It doesn't take a genius to see that competence is no longer about our ability to press certain buttons in a certain sequence. Far more often, competence involves the humanity required to connect with other people, in real time.
It requires emotional labor, not merely compliance [or technical proficiency].
This Job Would Be Great If Not for The Customers
What can we do when other people are annoying, frustrating, inconsiderate, irritating, even aggravating? You'll never get others to become less annoying, so that leaves only one viable option.
The Robots Are Coming
Google's parent company has developed an algorithm that evaluates eye scans. By analyzing scans of the back of a patient’s eye, the software is able to accurately deduce data, including an individual’s age, blood pressure, and whether or not they smoke. This can then be used to predict their risk of suffering a major cardiac event — such as a heart attack — with roughly the same accuracy as current leading methods.

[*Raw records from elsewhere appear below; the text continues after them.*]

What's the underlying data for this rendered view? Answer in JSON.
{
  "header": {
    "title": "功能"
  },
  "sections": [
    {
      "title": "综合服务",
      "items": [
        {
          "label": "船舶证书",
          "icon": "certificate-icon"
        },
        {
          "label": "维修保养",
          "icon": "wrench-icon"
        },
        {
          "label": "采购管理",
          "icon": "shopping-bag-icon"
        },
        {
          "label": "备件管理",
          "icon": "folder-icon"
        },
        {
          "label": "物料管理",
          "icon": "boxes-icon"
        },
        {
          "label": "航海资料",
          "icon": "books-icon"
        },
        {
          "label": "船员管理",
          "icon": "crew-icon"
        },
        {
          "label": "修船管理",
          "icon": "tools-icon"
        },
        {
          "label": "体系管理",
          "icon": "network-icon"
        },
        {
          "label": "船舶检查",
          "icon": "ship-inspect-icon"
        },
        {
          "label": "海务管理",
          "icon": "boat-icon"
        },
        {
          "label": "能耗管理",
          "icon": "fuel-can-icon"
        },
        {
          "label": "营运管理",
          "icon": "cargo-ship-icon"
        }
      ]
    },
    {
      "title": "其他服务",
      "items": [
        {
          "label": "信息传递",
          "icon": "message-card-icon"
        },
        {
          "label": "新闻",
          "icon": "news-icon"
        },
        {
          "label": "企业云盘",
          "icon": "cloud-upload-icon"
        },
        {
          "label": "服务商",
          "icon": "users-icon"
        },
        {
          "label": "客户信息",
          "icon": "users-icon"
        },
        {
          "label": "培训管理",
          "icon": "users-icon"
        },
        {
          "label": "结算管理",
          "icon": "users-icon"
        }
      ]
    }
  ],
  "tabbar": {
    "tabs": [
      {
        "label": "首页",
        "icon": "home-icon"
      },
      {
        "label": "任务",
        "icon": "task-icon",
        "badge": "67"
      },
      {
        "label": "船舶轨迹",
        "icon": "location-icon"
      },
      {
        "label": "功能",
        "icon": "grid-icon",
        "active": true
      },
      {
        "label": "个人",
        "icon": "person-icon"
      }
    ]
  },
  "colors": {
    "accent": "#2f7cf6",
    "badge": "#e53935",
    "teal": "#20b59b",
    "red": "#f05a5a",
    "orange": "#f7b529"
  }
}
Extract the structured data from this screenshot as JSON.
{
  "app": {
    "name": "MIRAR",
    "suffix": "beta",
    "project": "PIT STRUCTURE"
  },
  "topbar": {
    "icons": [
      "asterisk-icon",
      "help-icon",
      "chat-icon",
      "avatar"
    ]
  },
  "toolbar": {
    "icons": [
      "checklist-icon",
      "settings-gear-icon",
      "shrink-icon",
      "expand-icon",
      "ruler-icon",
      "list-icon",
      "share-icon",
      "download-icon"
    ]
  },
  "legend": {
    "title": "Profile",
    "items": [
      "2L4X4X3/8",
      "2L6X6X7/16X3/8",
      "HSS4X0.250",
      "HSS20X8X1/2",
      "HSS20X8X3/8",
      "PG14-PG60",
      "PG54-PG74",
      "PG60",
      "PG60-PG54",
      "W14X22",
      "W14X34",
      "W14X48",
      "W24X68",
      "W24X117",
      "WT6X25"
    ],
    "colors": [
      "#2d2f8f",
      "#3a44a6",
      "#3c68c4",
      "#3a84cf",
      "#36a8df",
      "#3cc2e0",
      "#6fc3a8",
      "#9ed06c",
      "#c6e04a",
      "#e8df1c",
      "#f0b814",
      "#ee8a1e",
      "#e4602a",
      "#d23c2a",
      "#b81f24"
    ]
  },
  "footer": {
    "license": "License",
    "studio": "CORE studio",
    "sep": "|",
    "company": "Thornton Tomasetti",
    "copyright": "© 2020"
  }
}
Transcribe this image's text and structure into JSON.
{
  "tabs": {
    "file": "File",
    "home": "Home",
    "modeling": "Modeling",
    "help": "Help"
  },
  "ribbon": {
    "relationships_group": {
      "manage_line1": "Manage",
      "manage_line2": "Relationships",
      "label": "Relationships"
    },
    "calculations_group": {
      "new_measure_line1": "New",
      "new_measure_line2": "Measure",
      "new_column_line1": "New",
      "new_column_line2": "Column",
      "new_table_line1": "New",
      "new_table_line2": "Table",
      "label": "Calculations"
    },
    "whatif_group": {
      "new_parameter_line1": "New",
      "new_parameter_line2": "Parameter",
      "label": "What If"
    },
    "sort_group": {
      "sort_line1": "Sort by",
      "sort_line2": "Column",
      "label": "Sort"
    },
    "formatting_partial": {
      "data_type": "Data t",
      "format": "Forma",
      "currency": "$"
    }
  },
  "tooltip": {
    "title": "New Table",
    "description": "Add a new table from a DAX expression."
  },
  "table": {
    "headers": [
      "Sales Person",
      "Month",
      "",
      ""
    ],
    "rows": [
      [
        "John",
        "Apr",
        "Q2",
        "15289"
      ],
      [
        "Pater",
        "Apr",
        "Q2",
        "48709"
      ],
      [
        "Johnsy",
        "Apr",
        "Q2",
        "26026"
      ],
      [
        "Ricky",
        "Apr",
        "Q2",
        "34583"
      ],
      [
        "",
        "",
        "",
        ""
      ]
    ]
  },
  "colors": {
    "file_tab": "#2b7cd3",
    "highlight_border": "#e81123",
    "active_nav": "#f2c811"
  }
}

The algorithm potentially makes it quicker and easier for doctors to analyze a patient’s cardiovascular risk, as it doesn’t require a blood test.
Amazon Is Coming
Amazon has reportedly received regulatory approval from about a dozen states to do business as a pharmacy wholesale distributor, and analysts at investment bank Leerink Partners in recent months have said that it's only a matter of time before the e-commerce giant makes a significant pharmacy play.
Something To Remember
Nothing in life is to be feared, it is only to be understood. Now is the time to understand more, so that we may fear less.
OpticianWorks Video Of The Week:
Wow, travel really disrupts things. If you missed it last week, John and I were in Iowa shooting for our upcoming video on surfacing and AR coating. In it, we’ll take you step by step through the processes of conventional surfacing, freeform surfacing, and AR/hard coating, so you can learn what goes on behind the scenes in an optical lab where optics are still made by people and not robots. This is a relatively big project, one that’s already been months in the making. It should be ready for release next month. We’re super-pumped about it and hope you are too.
If you’re still dying to see John’s smiling mug this week, you’re in luck!
Through the OpticianWorks free video lessons, Laramy-K Optical is making every effort to provide better and more accessible education for opticians everywhere, but we’re only able to do it with your support.
You can help keep it going in two ways:
Become a paid member of OpticianWorks.com for access to the best in online optician training (The videos are only a small portion).
Or, even better, open a Laramy-K Optical lab account for the very best in independent uncut work and we'll throw in the OpticianWorks memberships for free! Your customers and your staff will thank you!
I hope you enjoyed this edition of Optical Retail Success.
Here’s to your success in this year and beyond.
Thanks for reading and sharing!